Go through the entries below and collect each line with the string "screenshot" in it.

╭──

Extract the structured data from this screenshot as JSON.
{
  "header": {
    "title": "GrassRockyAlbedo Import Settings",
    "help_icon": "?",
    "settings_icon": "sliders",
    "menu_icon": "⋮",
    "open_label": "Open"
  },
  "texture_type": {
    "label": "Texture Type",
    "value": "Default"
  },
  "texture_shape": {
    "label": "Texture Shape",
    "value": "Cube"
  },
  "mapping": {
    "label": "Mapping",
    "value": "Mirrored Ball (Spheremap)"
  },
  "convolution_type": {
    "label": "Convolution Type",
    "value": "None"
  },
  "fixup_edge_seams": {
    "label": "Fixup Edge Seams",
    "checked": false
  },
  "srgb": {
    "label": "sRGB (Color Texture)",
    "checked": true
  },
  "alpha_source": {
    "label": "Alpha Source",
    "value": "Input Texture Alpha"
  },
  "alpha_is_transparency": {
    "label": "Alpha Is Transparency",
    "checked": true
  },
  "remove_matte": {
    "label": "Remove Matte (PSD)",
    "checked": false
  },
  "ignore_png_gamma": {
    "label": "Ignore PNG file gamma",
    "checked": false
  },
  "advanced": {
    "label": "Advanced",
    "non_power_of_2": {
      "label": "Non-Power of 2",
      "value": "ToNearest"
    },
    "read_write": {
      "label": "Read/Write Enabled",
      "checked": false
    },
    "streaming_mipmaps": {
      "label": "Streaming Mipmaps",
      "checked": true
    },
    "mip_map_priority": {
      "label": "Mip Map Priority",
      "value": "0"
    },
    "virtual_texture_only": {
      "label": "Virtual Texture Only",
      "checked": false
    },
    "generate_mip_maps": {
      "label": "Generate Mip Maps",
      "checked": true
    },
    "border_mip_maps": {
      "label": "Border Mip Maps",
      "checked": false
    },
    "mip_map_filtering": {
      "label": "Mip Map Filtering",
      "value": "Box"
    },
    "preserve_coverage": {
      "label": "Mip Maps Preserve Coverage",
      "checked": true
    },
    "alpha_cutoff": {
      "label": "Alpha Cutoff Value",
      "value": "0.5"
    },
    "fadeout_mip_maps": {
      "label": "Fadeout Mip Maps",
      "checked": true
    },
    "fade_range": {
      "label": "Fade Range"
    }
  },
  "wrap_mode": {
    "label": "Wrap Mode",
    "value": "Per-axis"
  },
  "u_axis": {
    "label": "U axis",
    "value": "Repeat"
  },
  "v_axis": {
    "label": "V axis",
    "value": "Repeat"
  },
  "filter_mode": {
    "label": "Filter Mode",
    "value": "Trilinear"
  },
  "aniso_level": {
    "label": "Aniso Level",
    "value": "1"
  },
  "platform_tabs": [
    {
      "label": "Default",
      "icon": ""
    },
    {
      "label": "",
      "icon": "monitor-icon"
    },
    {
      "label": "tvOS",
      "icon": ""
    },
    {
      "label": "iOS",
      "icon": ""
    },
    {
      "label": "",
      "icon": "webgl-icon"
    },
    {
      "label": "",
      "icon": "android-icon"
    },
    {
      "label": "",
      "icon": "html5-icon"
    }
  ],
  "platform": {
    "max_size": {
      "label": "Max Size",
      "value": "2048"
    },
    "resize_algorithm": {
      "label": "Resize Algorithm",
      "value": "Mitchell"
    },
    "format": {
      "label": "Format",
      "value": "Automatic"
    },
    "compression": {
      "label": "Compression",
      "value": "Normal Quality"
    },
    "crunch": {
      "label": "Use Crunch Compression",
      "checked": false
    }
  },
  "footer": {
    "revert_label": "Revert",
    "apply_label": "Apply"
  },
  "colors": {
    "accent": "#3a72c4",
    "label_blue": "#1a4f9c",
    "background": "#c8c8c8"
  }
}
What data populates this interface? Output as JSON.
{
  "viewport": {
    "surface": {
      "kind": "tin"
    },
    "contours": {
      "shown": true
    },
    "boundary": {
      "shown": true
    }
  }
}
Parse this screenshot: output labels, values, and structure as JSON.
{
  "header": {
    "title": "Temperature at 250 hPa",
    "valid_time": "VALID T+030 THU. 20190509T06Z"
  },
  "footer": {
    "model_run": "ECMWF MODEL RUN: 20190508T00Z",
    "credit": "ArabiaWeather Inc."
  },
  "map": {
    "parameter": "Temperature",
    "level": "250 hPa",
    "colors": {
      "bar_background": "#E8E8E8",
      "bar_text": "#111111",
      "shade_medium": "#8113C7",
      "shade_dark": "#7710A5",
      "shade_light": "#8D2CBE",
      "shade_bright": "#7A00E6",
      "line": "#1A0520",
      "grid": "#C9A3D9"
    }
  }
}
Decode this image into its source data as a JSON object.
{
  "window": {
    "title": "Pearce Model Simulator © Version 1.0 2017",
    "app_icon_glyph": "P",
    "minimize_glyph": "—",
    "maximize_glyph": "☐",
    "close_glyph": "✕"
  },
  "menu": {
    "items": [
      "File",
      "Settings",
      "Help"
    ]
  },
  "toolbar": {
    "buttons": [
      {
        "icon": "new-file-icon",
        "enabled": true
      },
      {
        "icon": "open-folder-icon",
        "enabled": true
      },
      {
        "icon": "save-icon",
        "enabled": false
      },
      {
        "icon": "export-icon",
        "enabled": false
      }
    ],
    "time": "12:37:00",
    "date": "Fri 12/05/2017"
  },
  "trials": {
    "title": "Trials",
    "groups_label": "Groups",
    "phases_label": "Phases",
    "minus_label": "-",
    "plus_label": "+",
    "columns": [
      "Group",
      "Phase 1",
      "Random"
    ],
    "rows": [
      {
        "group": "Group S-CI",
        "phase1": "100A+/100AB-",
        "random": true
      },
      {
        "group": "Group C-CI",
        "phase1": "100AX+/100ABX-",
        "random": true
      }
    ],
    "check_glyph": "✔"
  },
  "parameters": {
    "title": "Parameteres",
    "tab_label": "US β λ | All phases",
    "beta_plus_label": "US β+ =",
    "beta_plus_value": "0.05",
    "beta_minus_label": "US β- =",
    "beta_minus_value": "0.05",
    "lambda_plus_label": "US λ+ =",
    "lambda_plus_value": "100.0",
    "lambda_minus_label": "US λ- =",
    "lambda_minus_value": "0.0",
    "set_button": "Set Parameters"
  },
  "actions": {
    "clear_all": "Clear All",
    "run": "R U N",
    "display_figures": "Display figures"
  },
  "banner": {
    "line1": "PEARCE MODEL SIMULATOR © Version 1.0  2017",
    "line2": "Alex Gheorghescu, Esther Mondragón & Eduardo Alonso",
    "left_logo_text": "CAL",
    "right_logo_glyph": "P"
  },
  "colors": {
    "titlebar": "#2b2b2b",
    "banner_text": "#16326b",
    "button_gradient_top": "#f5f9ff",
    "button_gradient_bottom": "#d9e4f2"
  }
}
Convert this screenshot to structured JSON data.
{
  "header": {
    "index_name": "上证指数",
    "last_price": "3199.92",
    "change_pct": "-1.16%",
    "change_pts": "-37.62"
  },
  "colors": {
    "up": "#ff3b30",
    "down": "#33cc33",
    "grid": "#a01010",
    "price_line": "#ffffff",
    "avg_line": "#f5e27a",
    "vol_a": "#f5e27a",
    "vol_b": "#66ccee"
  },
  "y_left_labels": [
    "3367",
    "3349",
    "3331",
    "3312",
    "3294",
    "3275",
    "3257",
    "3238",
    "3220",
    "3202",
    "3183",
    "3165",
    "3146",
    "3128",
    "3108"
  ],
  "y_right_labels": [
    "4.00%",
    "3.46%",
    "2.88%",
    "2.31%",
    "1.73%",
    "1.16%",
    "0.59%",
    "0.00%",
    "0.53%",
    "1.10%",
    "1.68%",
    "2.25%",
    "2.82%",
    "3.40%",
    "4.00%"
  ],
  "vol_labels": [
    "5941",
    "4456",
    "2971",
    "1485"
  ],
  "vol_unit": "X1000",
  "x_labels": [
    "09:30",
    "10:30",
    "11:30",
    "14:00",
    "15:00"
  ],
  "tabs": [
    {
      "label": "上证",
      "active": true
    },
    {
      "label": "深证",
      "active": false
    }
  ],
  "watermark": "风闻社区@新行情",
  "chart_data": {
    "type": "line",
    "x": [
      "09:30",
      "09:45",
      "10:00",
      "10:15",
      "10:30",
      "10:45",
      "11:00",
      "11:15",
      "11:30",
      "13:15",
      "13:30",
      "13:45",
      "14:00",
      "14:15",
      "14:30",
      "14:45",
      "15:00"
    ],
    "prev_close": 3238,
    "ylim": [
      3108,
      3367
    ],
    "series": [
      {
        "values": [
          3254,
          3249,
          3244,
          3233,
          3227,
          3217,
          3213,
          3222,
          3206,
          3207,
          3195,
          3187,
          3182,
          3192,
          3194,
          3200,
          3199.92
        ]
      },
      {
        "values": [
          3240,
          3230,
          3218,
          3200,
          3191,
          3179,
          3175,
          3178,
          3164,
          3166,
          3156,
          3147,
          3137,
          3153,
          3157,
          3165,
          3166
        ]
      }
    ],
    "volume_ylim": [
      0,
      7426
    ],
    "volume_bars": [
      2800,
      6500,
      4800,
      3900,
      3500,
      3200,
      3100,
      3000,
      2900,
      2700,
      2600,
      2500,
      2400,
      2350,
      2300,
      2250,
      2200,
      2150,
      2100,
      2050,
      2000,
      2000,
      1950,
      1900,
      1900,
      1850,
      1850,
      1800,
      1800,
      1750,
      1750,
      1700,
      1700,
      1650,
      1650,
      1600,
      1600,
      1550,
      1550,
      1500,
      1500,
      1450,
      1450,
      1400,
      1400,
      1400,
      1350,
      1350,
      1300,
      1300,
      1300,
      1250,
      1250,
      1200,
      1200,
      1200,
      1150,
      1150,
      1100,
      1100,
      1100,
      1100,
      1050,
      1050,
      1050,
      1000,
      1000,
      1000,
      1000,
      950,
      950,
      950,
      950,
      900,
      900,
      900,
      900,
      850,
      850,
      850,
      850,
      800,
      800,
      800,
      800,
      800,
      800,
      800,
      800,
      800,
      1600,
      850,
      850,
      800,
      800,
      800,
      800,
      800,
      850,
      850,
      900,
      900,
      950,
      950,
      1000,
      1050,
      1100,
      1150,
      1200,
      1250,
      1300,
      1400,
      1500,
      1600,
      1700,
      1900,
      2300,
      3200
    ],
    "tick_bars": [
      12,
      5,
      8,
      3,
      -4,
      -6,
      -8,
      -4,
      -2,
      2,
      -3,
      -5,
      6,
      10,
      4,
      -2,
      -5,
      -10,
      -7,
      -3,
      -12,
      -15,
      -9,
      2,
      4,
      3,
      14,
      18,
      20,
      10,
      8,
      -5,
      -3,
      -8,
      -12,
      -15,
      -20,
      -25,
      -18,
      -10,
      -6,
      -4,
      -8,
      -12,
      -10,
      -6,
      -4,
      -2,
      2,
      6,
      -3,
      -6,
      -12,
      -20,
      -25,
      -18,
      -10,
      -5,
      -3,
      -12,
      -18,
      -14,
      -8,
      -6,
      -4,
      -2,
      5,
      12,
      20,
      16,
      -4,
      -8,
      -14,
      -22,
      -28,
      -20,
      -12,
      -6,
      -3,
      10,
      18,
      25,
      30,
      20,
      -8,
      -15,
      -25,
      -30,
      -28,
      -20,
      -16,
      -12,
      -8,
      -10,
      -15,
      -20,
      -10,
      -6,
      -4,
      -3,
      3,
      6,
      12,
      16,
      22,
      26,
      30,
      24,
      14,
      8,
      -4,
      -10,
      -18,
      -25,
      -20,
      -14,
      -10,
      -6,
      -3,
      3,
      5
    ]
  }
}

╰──

Answer to the problem:
Extract the structured data from this screenshot as JSON.
Parse this screenshot: output labels, values, and structure as JSON.
Convert this screenshot to structured JSON data.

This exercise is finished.